__Your objective__.
Write out each record a second time, exactly.

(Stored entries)
━━━━━━━━━━━━━━━━━━━━━━━━━━━━━━
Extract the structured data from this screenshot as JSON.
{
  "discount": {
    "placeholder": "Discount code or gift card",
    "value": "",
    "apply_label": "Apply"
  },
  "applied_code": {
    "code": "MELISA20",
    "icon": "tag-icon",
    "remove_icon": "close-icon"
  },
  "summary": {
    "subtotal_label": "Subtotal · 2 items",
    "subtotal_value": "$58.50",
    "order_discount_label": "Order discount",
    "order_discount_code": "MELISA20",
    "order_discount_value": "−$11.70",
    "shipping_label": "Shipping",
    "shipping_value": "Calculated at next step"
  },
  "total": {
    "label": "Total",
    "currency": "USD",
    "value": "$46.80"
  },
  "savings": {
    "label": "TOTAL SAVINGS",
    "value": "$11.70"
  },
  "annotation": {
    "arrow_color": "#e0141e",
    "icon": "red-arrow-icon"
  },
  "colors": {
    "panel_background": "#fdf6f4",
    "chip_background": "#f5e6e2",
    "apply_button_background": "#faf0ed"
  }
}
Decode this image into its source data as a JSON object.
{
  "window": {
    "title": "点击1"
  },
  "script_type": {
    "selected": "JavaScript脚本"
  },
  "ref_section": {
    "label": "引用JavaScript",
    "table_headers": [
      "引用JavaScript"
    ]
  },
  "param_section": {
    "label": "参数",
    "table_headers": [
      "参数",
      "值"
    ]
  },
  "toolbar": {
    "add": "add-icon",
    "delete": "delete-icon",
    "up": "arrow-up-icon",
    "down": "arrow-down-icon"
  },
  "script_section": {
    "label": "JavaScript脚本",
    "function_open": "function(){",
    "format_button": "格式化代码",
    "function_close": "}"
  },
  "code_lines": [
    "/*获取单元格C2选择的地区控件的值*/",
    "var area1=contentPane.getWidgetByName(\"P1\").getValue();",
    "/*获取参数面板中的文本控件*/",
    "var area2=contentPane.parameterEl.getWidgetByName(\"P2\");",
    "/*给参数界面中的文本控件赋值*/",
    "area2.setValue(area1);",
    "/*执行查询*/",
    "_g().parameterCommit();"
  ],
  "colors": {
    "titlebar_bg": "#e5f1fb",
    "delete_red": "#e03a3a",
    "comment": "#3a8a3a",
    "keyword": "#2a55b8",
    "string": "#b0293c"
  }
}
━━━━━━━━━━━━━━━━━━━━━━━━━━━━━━
__Final answer__.
Extract the structured data from this screenshot as JSON.
{
  "discount": {
    "placeholder": "Discount code or gift card",
    "value": "",
    "apply_label": "Apply"
  },
  "applied_code": {
    "code": "MELISA20",
    "icon": "tag-icon",
    "remove_icon": "close-icon"
  },
  "summary": {
    "subtotal_label": "Subtotal · 2 items",
    "subtotal_value": "$58.50",
    "order_discount_label": "Order discount",
    "order_discount_code": "MELISA20",
    "order_discount_value": "−$11.70",
    "shipping_label": "Shipping",
    "shipping_value": "Calculated at next step"
  },
  "total": {
    "label": "Total",
    "currency": "USD",
    "value": "$46.80"
  },
  "savings": {
    "label": "TOTAL SAVINGS",
    "value": "$11.70"
  },
  "annotation": {
    "arrow_color": "#e0141e",
    "icon": "red-arrow-icon"
  },
  "colors": {
    "panel_background": "#fdf6f4",
    "chip_background": "#f5e6e2",
    "apply_button_background": "#faf0ed"
  }
}
Decode this image into its source data as a JSON object.
{
  "window": {
    "title": "点击1"
  },
  "script_type": {
    "selected": "JavaScript脚本"
  },
  "ref_section": {
    "label": "引用JavaScript",
    "table_headers": [
      "引用JavaScript"
    ]
  },
  "param_section": {
    "label": "参数",
    "table_headers": [
      "参数",
      "值"
    ]
  },
  "toolbar": {
    "add": "add-icon",
    "delete": "delete-icon",
    "up": "arrow-up-icon",
    "down": "arrow-down-icon"
  },
  "script_section": {
    "label": "JavaScript脚本",
    "function_open": "function(){",
    "format_button": "格式化代码",
    "function_close": "}"
  },
  "code_lines": [
    "/*获取单元格C2选择的地区控件的值*/",
    "var area1=contentPane.getWidgetByName(\"P1\").getValue();",
    "/*获取参数面板中的文本控件*/",
    "var area2=contentPane.parameterEl.getWidgetByName(\"P2\");",
    "/*给参数界面中的文本控件赋值*/",
    "area2.setValue(area1);",
    "/*执行查询*/",
    "_g().parameterCommit();"
  ],
  "colors": {
    "titlebar_bg": "#e5f1fb",
    "delete_red": "#e03a3a",
    "comment": "#3a8a3a",
    "keyword": "#2a55b8",
    "string": "#b0293c"
  }
}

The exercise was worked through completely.